■ Work instructions ■
For any picture in the lines below, please leave it out and copy the rest exactly.

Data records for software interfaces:

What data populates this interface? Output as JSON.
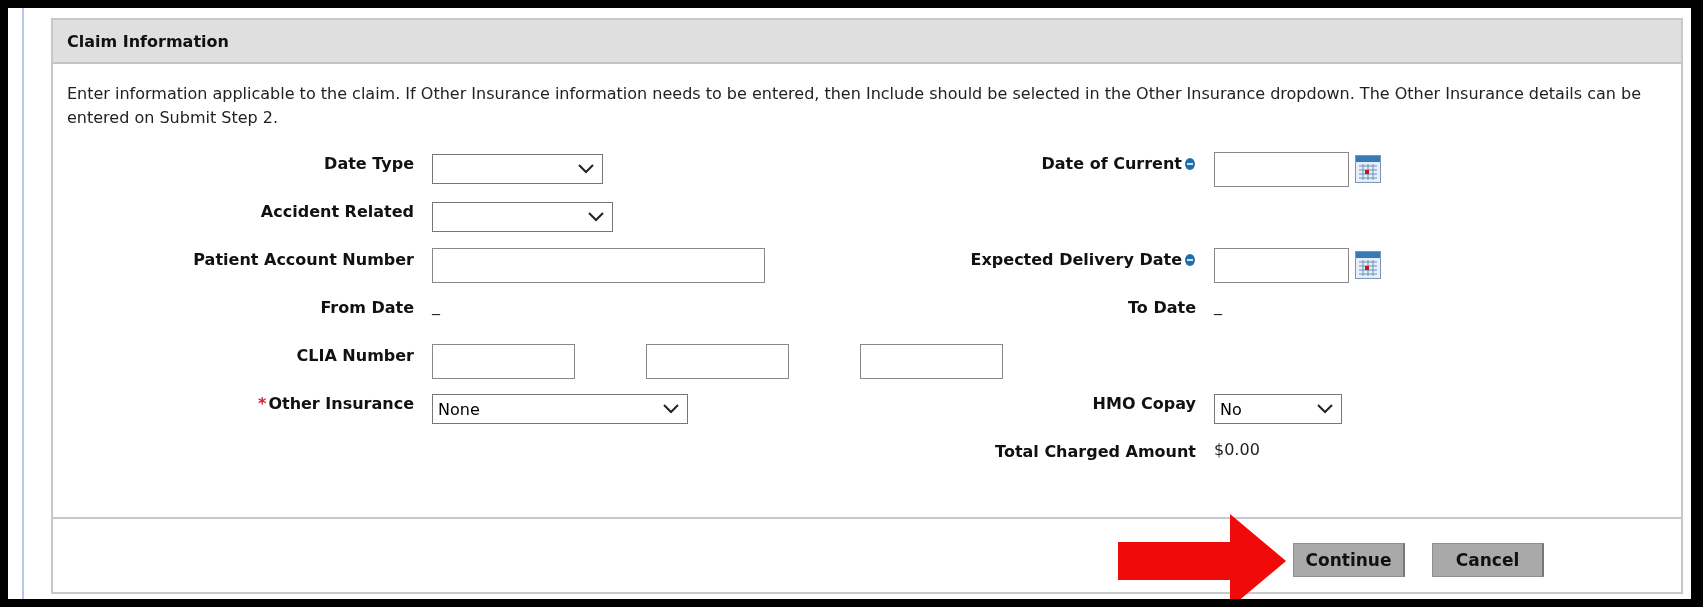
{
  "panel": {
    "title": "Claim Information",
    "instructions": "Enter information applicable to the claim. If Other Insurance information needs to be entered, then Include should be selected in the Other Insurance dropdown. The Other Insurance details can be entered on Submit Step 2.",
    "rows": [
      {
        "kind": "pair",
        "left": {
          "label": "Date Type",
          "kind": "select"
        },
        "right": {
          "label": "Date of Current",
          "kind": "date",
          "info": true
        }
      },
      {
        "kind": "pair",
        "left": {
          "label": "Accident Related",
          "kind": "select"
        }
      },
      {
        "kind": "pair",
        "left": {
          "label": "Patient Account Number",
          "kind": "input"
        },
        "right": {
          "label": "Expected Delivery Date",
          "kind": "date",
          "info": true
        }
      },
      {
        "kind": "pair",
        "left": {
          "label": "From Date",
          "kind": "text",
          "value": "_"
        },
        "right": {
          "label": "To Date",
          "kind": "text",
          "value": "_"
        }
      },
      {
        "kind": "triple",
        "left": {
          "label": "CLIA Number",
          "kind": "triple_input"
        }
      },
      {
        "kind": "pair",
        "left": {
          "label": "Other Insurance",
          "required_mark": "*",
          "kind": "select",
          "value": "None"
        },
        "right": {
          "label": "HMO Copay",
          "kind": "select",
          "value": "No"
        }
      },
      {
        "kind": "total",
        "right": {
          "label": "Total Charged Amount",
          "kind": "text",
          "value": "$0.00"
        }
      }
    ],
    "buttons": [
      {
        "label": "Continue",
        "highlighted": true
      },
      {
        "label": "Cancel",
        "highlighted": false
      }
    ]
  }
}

■ Written answer ■
What data populates this interface? Output as JSON.
{
  "panel": {
    "title": "Claim Information",
    "instructions": "Enter information applicable to the claim. If Other Insurance information needs to be entered, then Include should be selected in the Other Insurance dropdown. The Other Insurance details can be entered on Submit Step 2.",
    "rows": [
      {
        "kind": "pair",
        "left": {
          "label": "Date Type",
          "kind": "select"
        },
        "right": {
          "label": "Date of Current",
          "kind": "date",
          "info": true
        }
      },
      {
        "kind": "pair",
        "left": {
          "label": "Accident Related",
          "kind": "select"
        }
      },
      {
        "kind": "pair",
        "left": {
          "label": "Patient Account Number",
          "kind": "input"
        },
        "right": {
          "label": "Expected Delivery Date",
          "kind": "date",
          "info": true
        }
      },
      {
        "kind": "pair",
        "left": {
          "label": "From Date",
          "kind": "text",
          "value": "_"
        },
        "right": {
          "label": "To Date",
          "kind": "text",
          "value": "_"
        }
      },
      {
        "kind": "triple",
        "left": {
          "label": "CLIA Number",
          "kind": "triple_input"
        }
      },
      {
        "kind": "pair",
        "left": {
          "label": "Other Insurance",
          "required_mark": "*",
          "kind": "select",
          "value": "None"
        },
        "right": {
          "label": "HMO Copay",
          "kind": "select",
          "value": "No"
        }
      },
      {
        "kind": "total",
        "right": {
          "label": "Total Charged Amount",
          "kind": "text",
          "value": "$0.00"
        }
      }
    ],
    "buttons": [
      {
        "label": "Continue",
        "highlighted": true
      },
      {
        "label": "Cancel",
        "highlighted": false
      }
    ]
  }
}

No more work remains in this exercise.